(Source data)
+--
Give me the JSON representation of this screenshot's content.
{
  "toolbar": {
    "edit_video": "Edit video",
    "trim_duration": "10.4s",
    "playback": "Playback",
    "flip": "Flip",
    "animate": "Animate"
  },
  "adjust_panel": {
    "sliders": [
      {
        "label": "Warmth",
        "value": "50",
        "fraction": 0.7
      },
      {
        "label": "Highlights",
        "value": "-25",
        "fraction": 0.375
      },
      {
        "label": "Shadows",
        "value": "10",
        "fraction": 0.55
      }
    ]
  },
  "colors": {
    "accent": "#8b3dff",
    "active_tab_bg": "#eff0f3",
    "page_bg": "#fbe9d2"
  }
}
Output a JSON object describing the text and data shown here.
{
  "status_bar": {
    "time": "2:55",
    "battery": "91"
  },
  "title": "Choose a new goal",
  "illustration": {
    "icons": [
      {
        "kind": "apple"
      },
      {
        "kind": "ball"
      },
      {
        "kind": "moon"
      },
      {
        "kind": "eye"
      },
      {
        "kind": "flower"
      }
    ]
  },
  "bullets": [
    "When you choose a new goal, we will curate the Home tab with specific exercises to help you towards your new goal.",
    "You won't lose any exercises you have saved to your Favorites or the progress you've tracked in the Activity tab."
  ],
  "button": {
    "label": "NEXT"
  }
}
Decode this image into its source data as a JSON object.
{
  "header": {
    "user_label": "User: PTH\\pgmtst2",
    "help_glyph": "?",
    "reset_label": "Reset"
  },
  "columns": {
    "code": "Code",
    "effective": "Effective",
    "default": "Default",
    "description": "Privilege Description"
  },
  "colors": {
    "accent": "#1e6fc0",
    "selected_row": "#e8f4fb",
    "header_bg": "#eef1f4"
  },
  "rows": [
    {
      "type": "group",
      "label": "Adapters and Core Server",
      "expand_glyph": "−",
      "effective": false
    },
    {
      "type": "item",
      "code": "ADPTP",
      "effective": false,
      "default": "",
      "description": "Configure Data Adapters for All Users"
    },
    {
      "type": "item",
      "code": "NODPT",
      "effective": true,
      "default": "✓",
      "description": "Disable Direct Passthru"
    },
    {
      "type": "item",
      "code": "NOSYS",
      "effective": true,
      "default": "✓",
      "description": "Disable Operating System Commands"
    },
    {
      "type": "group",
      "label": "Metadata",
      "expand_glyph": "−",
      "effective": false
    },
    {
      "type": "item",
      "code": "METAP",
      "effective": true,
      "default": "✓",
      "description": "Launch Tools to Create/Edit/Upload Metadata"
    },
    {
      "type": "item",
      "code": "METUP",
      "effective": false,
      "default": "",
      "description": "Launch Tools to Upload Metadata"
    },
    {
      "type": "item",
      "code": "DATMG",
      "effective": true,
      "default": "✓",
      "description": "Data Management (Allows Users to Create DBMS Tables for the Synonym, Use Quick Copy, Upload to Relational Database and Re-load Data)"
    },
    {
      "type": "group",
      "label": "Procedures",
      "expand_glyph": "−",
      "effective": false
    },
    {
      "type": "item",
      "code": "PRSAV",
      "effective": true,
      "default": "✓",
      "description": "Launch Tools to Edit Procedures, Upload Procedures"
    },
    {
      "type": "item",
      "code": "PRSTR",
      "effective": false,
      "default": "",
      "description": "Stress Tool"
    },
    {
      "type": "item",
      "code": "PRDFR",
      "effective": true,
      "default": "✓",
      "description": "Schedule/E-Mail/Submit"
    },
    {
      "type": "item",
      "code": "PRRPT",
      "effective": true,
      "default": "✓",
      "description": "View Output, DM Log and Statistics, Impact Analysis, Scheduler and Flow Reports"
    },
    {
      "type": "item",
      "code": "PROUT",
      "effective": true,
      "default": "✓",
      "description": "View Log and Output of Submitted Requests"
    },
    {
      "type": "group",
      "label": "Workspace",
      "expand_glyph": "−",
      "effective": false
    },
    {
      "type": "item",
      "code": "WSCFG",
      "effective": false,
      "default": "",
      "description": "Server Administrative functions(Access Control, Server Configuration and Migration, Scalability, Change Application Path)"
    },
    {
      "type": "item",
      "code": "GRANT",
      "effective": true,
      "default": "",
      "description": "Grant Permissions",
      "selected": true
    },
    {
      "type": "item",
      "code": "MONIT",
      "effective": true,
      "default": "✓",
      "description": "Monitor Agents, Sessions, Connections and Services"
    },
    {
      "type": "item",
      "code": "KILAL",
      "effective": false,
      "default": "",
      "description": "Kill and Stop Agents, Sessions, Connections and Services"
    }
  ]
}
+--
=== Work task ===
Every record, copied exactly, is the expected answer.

=== Exercise output ===
Give me the JSON representation of this screenshot's content.
{
  "toolbar": {
    "edit_video": "Edit video",
    "trim_duration": "10.4s",
    "playback": "Playback",
    "flip": "Flip",
    "animate": "Animate"
  },
  "adjust_panel": {
    "sliders": [
      {
        "label": "Warmth",
        "value": "50",
        "fraction": 0.7
      },
      {
        "label": "Highlights",
        "value": "-25",
        "fraction": 0.375
      },
      {
        "label": "Shadows",
        "value": "10",
        "fraction": 0.55
      }
    ]
  },
  "colors": {
    "accent": "#8b3dff",
    "active_tab_bg": "#eff0f3",
    "page_bg": "#fbe9d2"
  }
}
Output a JSON object describing the text and data shown here.
{
  "status_bar": {
    "time": "2:55",
    "battery": "91"
  },
  "title": "Choose a new goal",
  "illustration": {
    "icons": [
      {
        "kind": "apple"
      },
      {
        "kind": "ball"
      },
      {
        "kind": "moon"
      },
      {
        "kind": "eye"
      },
      {
        "kind": "flower"
      }
    ]
  },
  "bullets": [
    "When you choose a new goal, we will curate the Home tab with specific exercises to help you towards your new goal.",
    "You won't lose any exercises you have saved to your Favorites or the progress you've tracked in the Activity tab."
  ],
  "button": {
    "label": "NEXT"
  }
}
Decode this image into its source data as a JSON object.
{
  "header": {
    "user_label": "User: PTH\\pgmtst2",
    "help_glyph": "?",
    "reset_label": "Reset"
  },
  "columns": {
    "code": "Code",
    "effective": "Effective",
    "default": "Default",
    "description": "Privilege Description"
  },
  "colors": {
    "accent": "#1e6fc0",
    "selected_row": "#e8f4fb",
    "header_bg": "#eef1f4"
  },
  "rows": [
    {
      "type": "group",
      "label": "Adapters and Core Server",
      "expand_glyph": "−",
      "effective": false
    },
    {
      "type": "item",
      "code": "ADPTP",
      "effective": false,
      "default": "",
      "description": "Configure Data Adapters for All Users"
    },
    {
      "type": "item",
      "code": "NODPT",
      "effective": true,
      "default": "✓",
      "description": "Disable Direct Passthru"
    },
    {
      "type": "item",
      "code": "NOSYS",
      "effective": true,
      "default": "✓",
      "description": "Disable Operating System Commands"
    },
    {
      "type": "group",
      "label": "Metadata",
      "expand_glyph": "−",
      "effective": false
    },
    {
      "type": "item",
      "code": "METAP",
      "effective": true,
      "default": "✓",
      "description": "Launch Tools to Create/Edit/Upload Metadata"
    },
    {
      "type": "item",
      "code": "METUP",
      "effective": false,
      "default": "",
      "description": "Launch Tools to Upload Metadata"
    },
    {
      "type": "item",
      "code": "DATMG",
      "effective": true,
      "default": "✓",
      "description": "Data Management (Allows Users to Create DBMS Tables for the Synonym, Use Quick Copy, Upload to Relational Database and Re-load Data)"
    },
    {
      "type": "group",
      "label": "Procedures",
      "expand_glyph": "−",
      "effective": false
    },
    {
      "type": "item",
      "code": "PRSAV",
      "effective": true,
      "default": "✓",
      "description": "Launch Tools to Edit Procedures, Upload Procedures"
    },
    {
      "type": "item",
      "code": "PRSTR",
      "effective": false,
      "default": "",
      "description": "Stress Tool"
    },
    {
      "type": "item",
      "code": "PRDFR",
      "effective": true,
      "default": "✓",
      "description": "Schedule/E-Mail/Submit"
    },
    {
      "type": "item",
      "code": "PRRPT",
      "effective": true,
      "default": "✓",
      "description": "View Output, DM Log and Statistics, Impact Analysis, Scheduler and Flow Reports"
    },
    {
      "type": "item",
      "code": "PROUT",
      "effective": true,
      "default": "✓",
      "description": "View Log and Output of Submitted Requests"
    },
    {
      "type": "group",
      "label": "Workspace",
      "expand_glyph": "−",
      "effective": false
    },
    {
      "type": "item",
      "code": "WSCFG",
      "effective": false,
      "default": "",
      "description": "Server Administrative functions(Access Control, Server Configuration and Migration, Scalability, Change Application Path)"
    },
    {
      "type": "item",
      "code": "GRANT",
      "effective": true,
      "default": "",
      "description": "Grant Permissions",
      "selected": true
    },
    {
      "type": "item",
      "code": "MONIT",
      "effective": true,
      "default": "✓",
      "description": "Monitor Agents, Sessions, Connections and Services"
    },
    {
      "type": "item",
      "code": "KILAL",
      "effective": false,
      "default": "",
      "description": "Kill and Stop Agents, Sessions, Connections and Services"
    }
  ]
}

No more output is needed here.